  • Prepare a schedule for the HAZOP session meetings and distribute it to the team members.
  • Develop a list of the guide words to be used for the HAZOP and make sure that the team members agree with the list.
As shown in the adjacent Figure 1, the sequence of steps in the HAZOP methodology are typically these:
  • Steps 1 and 2: Select the first section of the facility to be studied and the P&ID sheet that includes that section. Define and mark the first study node on the P&ID. The size of the selected node will depend on the experience of the team members, the degree to which similar process systems may have already been discussed, the complexity of the process and the judgment of the leader.
  • Step 3: Define the process design intent of the study node and select the process parameters (e.g., flow, temperature, pressure, etc.) that apply to that node.
  • Step 4: Select one of the agreed upon process parameters.
  • Step 5: Select a guide word (e.g., more, less, reverse, etc.) and discuss any significant deviations in the node's process intent that might occur in the selected parameter as described by the selected guide word. For example if the selected parameter is flow, and the selected guide word is more, determine if any significant deviation might occur in the process intent of the study node.
  • Step 6: Identify the cause of the deviation in the node's process intent and record it.
  • Step 7: Identify the consequence of the deviation and record it.
  • Step 8: Evaluate and record the HAZOP team's agreed upon estimate of the severity of the consequence (see the risk ranking matrix in the next section below).
  • Step 9: Identify and records any safeguards (if any) provided in the facility design to reduce the severity or the likelihood (see the risk ranking matrix) of occurrence for the identified consequence.
  • Step 10: Evaluate and record the HAZOP team's agreed upon estimate of the likelihood of occurrence for the consequence.
  • Step 11: Using the recorded severity and occurrence likelihood of the identified consequence (as per steps 8, 9 and 10), determine the risk level from the risk ranking matrix.
  • Step 12: Identify and record any agreed upon recommendations for preventing or mitigating the identified consequence.
  • Step 13: Repeat for each guide word applicable (as per Table 2 above or a similar table) to the selected parameter.
  • Step 14: Repeat for each parameter of the selected study node. Mark the study node as completed on the P&ID when all of the process parameters have been studied.
  • Step 15: Repeat steps 3 through 14 for each study node selected from the selected P&ID sheet and mark that P&ID sheet as done.
  • Step 16: Repeat for each P&ID of the facility.
Risk ranking matrix
The adjacent Table 3 provides an example of a typical risk ranking matrix defining four levels of risk:
  • Unacceptable risk: Must be mitigated to a medium risk of 3 as soon as possible.
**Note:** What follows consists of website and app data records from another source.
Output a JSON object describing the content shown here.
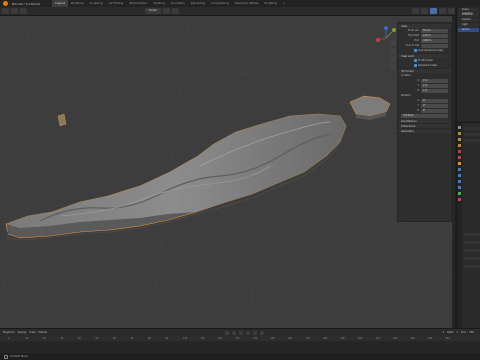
{
  "app": {
    "title": "Blender* [Untitled]"
  },
  "workspaces": [
    "Layout",
    "Modeling",
    "Sculpting",
    "UV Editing",
    "Texture Paint",
    "Shading",
    "Animation",
    "Rendering",
    "Compositing",
    "Geometry Nodes",
    "Scripting",
    "+"
  ],
  "active_workspace_index": 0,
  "viewport_header": {
    "shading_mode": "Global"
  },
  "npanel": {
    "sections": {
      "view": "View",
      "view_lock": "View Lock",
      "cursor_3d": "3D Cursor",
      "annotations": "Annotations",
      "collections": "Collections",
      "geometry": "Geometry"
    },
    "rows": [
      {
        "label": "Focal Len",
        "value": "50 mm"
      },
      {
        "label": "Clip Start",
        "value": "0.01 m"
      },
      {
        "label": "End",
        "value": "1000 m"
      },
      {
        "label": "Lock to Obj",
        "value": ""
      },
      {
        "label": "X",
        "value": "0 m"
      },
      {
        "label": "Y",
        "value": "0 m"
      },
      {
        "label": "Z",
        "value": "0 m"
      },
      {
        "label": "X",
        "value": "0°"
      },
      {
        "label": "Y",
        "value": "0°"
      },
      {
        "label": "Z",
        "value": "0°"
      }
    ],
    "checks": [
      "Lock Camera to View",
      "To 3D Cursor",
      "Camera to View"
    ],
    "rotation_label": "Rotation",
    "location_label": "Location",
    "xyz_euler": "XYZ Euler"
  },
  "timeline": {
    "playback": "Playback",
    "keying": "Keying",
    "view": "View",
    "marker": "Marker",
    "start_label": "Start",
    "start_value": "1",
    "end_label": "End",
    "end_value": "250",
    "current_frame": "1",
    "ticks": [
      "0",
      "10",
      "20",
      "30",
      "40",
      "50",
      "60",
      "70",
      "80",
      "90",
      "100",
      "110",
      "120",
      "130",
      "140",
      "150",
      "160",
      "170",
      "180",
      "190",
      "200",
      "210",
      "220",
      "230",
      "240",
      "250"
    ]
  },
  "status": {
    "text": "Context Menu"
  },
  "outliner": {
    "rows": [
      "Scene Collection",
      "Collection",
      "Camera",
      "Light",
      "terrain"
    ]
  },
  "colors": {
    "accent": "#e87d0d",
    "selection": "#334d80",
    "viewport": "#3d3d3d",
    "mesh": "#6e6e6e"
  }
}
  • High risk: Should be mitigated to a medium risk within a reasonable period of time.
  • Medium risk: Verify that controls, procedures and policies, and safeguards are in place.
  • Low risk: Acceptable as is, and no action is necessary.
As shown in Table 3, each of the four levels of risk are defined by their severity and likelihood of occurrence as identified and recorded during the step-by-step HAZOP methodology.
Table 3 is merely an example matrix and the HAZOP team may agree upon the use of a variation of Table 3 that uses more risk levels as well as different names and different action requirements for each level.
  • Center for Chemical Process Safety (CCPS), AIChE (2008), Guidelines for Hazard Evaluation Procedures, 3rd Edition, Wiley-American Institute of Chemical Engineers, ISBN 0-471-97815-9.
  • Trevor Kletz (2006), Hazop and Hazan, 4th Edition. Institution of Chemical Engineers, ISBN 0-85295-506-5.
  • Hazard & Operability Studies (HAZOPS) An excellent explanation of HAZOPs by a HAZOP software company.
  • Personal communication from Dr. Chandra Roy, Consulting chemical engineer, 2010
  • Laird Wilson and Doug McCutcheon (2000), Industrial Safety and Risk Management, 1st Edition, University of Alberta Press, Canada.ISBN 0-88864-394-2.